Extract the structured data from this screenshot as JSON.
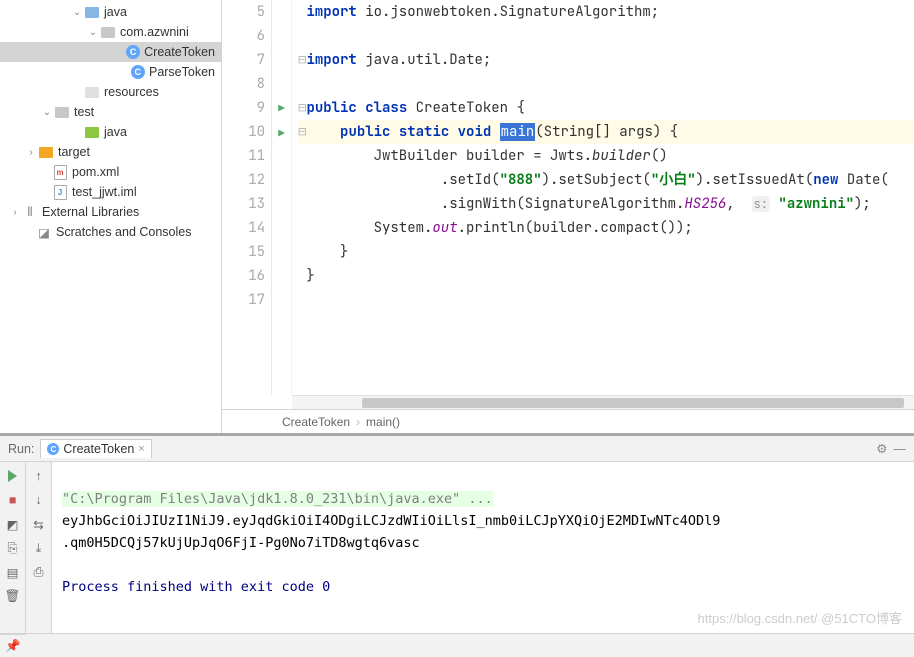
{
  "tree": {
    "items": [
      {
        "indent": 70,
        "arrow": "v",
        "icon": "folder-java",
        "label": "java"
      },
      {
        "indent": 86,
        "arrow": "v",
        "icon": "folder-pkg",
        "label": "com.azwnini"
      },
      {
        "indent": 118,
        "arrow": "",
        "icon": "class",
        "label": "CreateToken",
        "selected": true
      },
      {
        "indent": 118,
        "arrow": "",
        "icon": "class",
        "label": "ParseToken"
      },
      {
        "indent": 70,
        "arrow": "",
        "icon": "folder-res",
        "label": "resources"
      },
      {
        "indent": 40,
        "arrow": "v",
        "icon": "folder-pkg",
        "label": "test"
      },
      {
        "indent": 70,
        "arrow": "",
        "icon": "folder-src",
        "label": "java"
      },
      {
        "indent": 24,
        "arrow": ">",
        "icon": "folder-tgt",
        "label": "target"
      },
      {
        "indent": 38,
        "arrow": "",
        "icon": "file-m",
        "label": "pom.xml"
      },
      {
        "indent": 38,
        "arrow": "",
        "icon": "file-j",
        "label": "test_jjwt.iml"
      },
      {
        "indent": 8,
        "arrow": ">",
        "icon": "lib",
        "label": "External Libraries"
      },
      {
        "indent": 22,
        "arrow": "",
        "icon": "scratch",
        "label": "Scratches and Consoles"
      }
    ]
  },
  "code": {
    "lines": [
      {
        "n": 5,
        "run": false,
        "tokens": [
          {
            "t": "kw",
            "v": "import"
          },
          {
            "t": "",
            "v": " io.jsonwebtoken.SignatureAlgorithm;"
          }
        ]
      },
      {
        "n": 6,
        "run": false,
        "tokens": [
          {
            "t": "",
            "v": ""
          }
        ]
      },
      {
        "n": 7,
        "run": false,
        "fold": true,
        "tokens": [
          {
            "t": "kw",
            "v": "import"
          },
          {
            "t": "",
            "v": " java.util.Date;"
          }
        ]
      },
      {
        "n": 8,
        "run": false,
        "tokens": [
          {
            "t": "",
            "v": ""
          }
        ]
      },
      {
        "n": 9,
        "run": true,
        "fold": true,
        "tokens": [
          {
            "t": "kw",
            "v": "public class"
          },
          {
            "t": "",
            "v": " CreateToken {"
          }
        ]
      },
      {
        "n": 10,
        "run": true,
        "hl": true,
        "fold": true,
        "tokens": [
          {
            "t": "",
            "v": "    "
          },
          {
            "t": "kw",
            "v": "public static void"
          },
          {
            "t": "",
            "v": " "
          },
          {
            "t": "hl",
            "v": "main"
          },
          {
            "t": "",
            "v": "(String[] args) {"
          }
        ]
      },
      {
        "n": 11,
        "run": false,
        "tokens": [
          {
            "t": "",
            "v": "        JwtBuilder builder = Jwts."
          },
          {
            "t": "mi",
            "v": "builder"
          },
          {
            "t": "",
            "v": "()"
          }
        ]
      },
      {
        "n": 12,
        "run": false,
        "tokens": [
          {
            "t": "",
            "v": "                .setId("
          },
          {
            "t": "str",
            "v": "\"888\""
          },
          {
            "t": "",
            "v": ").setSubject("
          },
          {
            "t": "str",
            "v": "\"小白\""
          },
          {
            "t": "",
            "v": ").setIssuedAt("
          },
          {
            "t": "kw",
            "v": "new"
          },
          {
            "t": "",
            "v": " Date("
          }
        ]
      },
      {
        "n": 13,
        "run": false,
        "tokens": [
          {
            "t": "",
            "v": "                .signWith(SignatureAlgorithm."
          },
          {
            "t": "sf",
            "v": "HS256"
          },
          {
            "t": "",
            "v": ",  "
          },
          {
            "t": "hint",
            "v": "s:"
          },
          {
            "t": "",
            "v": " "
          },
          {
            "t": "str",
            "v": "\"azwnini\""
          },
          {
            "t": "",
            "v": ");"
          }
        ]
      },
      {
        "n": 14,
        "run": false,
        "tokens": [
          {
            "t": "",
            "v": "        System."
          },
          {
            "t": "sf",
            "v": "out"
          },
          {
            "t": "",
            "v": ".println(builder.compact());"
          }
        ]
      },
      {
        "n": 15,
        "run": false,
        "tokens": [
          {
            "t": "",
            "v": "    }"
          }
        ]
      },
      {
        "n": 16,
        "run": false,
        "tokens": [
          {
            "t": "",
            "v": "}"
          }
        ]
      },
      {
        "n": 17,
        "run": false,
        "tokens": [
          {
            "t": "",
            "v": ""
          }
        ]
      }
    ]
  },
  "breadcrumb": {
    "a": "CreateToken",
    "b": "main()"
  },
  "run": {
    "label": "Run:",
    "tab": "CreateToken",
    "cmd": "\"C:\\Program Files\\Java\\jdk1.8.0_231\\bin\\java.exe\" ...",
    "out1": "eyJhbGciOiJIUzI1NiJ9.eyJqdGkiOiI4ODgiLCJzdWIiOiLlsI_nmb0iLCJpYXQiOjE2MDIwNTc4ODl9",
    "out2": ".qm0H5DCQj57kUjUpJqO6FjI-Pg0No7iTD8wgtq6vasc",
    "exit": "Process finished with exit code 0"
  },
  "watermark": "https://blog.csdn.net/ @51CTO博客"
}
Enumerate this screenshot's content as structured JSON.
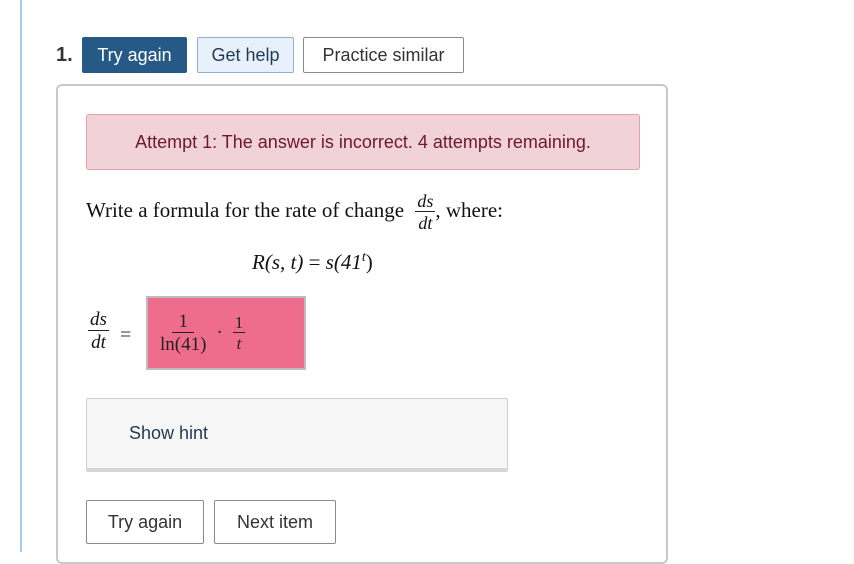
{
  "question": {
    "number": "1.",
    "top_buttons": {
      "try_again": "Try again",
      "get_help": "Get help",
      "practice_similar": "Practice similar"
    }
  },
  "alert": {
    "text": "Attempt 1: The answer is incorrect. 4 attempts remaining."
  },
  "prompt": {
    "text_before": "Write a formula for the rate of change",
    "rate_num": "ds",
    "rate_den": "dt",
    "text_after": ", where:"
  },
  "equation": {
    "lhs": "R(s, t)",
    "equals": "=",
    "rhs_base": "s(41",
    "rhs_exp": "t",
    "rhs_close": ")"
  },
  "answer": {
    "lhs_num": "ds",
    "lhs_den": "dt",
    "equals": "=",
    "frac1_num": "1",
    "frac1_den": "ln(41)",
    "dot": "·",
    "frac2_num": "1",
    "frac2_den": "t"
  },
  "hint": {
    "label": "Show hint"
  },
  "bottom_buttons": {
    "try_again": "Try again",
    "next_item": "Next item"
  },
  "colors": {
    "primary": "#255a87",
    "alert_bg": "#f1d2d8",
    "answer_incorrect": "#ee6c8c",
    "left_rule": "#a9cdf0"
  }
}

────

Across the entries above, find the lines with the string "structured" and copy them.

Extract the structured data from this screenshot as JSON.
Enumerate this screenshot's content as structured JSON.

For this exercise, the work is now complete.